_WHAT TO DO_. What is needed is a faithful copy of all the records.

_TASK DATA_.
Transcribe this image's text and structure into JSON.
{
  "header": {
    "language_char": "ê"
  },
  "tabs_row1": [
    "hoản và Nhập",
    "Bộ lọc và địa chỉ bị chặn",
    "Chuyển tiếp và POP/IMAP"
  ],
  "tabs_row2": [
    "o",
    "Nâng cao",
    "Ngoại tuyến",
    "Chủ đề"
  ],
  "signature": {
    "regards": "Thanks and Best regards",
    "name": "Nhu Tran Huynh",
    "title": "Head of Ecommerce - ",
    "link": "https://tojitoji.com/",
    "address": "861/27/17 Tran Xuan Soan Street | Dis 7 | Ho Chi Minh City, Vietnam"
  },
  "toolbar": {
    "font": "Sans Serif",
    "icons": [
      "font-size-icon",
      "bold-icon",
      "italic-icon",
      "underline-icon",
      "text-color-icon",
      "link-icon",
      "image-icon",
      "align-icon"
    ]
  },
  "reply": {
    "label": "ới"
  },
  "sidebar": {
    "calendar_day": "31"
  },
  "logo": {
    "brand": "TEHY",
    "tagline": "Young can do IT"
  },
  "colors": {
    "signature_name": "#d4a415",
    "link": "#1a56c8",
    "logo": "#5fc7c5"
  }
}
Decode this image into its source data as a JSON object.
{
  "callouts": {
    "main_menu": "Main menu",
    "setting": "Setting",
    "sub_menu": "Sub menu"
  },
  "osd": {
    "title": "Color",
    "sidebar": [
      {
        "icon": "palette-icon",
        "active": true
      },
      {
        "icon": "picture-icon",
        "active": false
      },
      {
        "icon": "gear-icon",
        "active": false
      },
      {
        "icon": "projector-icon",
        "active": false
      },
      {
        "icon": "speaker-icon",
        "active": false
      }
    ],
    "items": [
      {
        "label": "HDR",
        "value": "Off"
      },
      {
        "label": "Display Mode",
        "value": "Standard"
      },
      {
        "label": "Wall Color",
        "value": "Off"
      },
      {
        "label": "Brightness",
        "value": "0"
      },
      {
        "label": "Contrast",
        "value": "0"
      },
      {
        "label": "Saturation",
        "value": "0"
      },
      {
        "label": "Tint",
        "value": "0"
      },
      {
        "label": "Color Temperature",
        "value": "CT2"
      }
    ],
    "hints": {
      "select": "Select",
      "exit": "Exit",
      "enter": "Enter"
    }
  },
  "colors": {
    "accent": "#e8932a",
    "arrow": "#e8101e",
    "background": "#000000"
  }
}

_REPLY TO THE TASK_.
Transcribe this image's text and structure into JSON.
{
  "header": {
    "language_char": "ê"
  },
  "tabs_row1": [
    "hoản và Nhập",
    "Bộ lọc và địa chỉ bị chặn",
    "Chuyển tiếp và POP/IMAP"
  ],
  "tabs_row2": [
    "o",
    "Nâng cao",
    "Ngoại tuyến",
    "Chủ đề"
  ],
  "signature": {
    "regards": "Thanks and Best regards",
    "name": "Nhu Tran Huynh",
    "title": "Head of Ecommerce - ",
    "link": "https://tojitoji.com/",
    "address": "861/27/17 Tran Xuan Soan Street | Dis 7 | Ho Chi Minh City, Vietnam"
  },
  "toolbar": {
    "font": "Sans Serif",
    "icons": [
      "font-size-icon",
      "bold-icon",
      "italic-icon",
      "underline-icon",
      "text-color-icon",
      "link-icon",
      "image-icon",
      "align-icon"
    ]
  },
  "reply": {
    "label": "ới"
  },
  "sidebar": {
    "calendar_day": "31"
  },
  "logo": {
    "brand": "TEHY",
    "tagline": "Young can do IT"
  },
  "colors": {
    "signature_name": "#d4a415",
    "link": "#1a56c8",
    "logo": "#5fc7c5"
  }
}
Decode this image into its source data as a JSON object.
{
  "callouts": {
    "main_menu": "Main menu",
    "setting": "Setting",
    "sub_menu": "Sub menu"
  },
  "osd": {
    "title": "Color",
    "sidebar": [
      {
        "icon": "palette-icon",
        "active": true
      },
      {
        "icon": "picture-icon",
        "active": false
      },
      {
        "icon": "gear-icon",
        "active": false
      },
      {
        "icon": "projector-icon",
        "active": false
      },
      {
        "icon": "speaker-icon",
        "active": false
      }
    ],
    "items": [
      {
        "label": "HDR",
        "value": "Off"
      },
      {
        "label": "Display Mode",
        "value": "Standard"
      },
      {
        "label": "Wall Color",
        "value": "Off"
      },
      {
        "label": "Brightness",
        "value": "0"
      },
      {
        "label": "Contrast",
        "value": "0"
      },
      {
        "label": "Saturation",
        "value": "0"
      },
      {
        "label": "Tint",
        "value": "0"
      },
      {
        "label": "Color Temperature",
        "value": "CT2"
      }
    ],
    "hints": {
      "select": "Select",
      "exit": "Exit",
      "enter": "Enter"
    }
  },
  "colors": {
    "accent": "#e8932a",
    "arrow": "#e8101e",
    "background": "#000000"
  }
}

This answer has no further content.